Contriving Establishing Operations to Teach Mands for Information
- 22 Downloads
Many children with autism cannot effectively ask wh- questions to mand for information, even though they may have extensive tact, intraverbal, and receptive language skills. Wh-questions are typically mands because they occur under the control of establishing operations (EOs) and result in specific reinforcement. The current study first investigated a procedure to teach the mand “where?” to children with autism by contriving an EO for the location of a missing item. Following the successful acquisition of this mand, an establishing operation for a specific person was contrived to teach the mand “who?” The results showed that the children acquired these mands when the relevant establishing operations were manipulated as independent variables. The children also demonstrated generalization to untrained items and to the natural environment. These results have implications for methods of language instruction for children who have difficulty acquiring mands for information.
Unable to display preview. Download preview PDF.
- Brown, R., Cazden, C, & Bellugi, U. (1969). The child’s grammar from I to III. In J. R Hill (Ed.), The 1967 symposium on child psychology (pp. 28–73). Minneapolis: University of Minnesota Press.Google Scholar
- Knapczyk, D. R. (1989). Generalization of student question asking from special class to regular class settings. Journal of Applied Behavior Analysis, , 77–83.Google Scholar
- Koegel, L. K. (1996). Communication and language intervention. In R. L. Koegel & L.K. Koegel (Eds.), Strategies for initiating positive interaction and improving learning opportunities (pp. 17–32). Baltimore: Paul H. Brookes.Google Scholar
- McNeill, D. (1970). The acquisition of language. New York: Harper and Row.Google Scholar
- Slobin, D. I. (1971). Psycholinguistics. Glenview, IL: Scott Foresman.Google Scholar

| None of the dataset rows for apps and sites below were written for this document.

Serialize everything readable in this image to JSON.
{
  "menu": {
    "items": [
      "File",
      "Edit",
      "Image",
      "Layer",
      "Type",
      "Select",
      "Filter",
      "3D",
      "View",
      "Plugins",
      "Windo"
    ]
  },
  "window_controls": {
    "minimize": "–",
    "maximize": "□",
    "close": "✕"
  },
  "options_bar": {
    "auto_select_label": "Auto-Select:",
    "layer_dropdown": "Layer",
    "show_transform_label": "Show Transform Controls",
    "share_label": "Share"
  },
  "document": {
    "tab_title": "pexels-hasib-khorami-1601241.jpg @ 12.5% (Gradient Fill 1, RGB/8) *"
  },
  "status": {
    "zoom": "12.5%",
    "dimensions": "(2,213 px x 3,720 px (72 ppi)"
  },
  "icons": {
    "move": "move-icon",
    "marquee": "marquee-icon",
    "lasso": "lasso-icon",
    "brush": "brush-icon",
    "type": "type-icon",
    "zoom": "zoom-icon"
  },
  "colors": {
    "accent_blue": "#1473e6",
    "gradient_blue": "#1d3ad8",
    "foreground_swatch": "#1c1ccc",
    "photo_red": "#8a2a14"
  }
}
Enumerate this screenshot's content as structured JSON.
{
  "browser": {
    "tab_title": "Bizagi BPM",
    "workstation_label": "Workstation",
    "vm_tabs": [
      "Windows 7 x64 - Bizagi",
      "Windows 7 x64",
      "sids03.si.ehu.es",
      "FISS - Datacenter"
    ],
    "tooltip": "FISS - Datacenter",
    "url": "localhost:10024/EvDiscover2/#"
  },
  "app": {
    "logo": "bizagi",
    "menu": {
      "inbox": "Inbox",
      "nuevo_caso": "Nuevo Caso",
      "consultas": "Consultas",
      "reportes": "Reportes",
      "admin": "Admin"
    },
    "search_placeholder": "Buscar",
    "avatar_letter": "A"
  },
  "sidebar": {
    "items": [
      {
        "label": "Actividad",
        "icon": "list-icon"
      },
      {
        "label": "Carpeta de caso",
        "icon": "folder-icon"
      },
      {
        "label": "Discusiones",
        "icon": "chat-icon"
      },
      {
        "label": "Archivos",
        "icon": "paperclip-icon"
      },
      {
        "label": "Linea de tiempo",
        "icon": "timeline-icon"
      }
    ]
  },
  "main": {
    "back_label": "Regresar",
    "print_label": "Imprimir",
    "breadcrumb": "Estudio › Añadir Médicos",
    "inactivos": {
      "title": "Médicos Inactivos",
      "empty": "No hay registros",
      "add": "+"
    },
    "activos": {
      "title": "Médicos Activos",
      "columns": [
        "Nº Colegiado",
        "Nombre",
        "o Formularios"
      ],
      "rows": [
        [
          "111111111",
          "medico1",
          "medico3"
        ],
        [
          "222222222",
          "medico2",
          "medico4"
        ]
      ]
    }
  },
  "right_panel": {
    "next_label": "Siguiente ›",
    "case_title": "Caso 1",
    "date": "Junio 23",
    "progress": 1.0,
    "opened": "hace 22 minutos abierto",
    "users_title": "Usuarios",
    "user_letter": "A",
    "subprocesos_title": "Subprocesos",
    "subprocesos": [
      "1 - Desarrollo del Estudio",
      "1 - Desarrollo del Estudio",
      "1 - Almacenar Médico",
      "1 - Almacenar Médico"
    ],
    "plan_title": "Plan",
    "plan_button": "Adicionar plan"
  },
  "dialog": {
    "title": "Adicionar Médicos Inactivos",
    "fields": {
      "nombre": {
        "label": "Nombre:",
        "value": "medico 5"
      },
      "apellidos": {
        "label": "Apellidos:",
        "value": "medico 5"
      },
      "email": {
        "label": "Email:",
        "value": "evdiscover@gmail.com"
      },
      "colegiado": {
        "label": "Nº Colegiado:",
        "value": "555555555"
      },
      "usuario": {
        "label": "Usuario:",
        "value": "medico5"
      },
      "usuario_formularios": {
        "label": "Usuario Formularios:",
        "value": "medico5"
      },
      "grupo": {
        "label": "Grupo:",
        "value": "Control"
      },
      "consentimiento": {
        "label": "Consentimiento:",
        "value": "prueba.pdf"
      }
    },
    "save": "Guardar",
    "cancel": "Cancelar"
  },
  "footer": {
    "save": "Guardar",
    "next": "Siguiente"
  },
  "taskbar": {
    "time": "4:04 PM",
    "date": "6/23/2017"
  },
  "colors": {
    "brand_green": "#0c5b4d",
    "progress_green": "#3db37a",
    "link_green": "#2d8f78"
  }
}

- Sundberg, M. L., & Partington, J. W. (1998). Teaching language to children with autism or other developmental disabilities. Pleasant Hill, CA: Behavior Analysts, Inc.Google Scholar
- Ulman, J. D., & Sulzer-Azaroff, B. (1975). Multielement baseline design in educational research. In E. Ramp & G. Semb (Eds.), Behavior analysis: Areas of research and application (pp. 377–391). Englewood Cliffs, NJ: Prentice Hall.Google Scholar
- Warren, S. F, Baxter, D. K., Anderson, S. R., Marshall, A., & Baer, D. M. (1981). Generalization of question-asking by severely retarded individuals. Journal of the Association for the Severely Handicapped, 6, 15–22.Google Scholar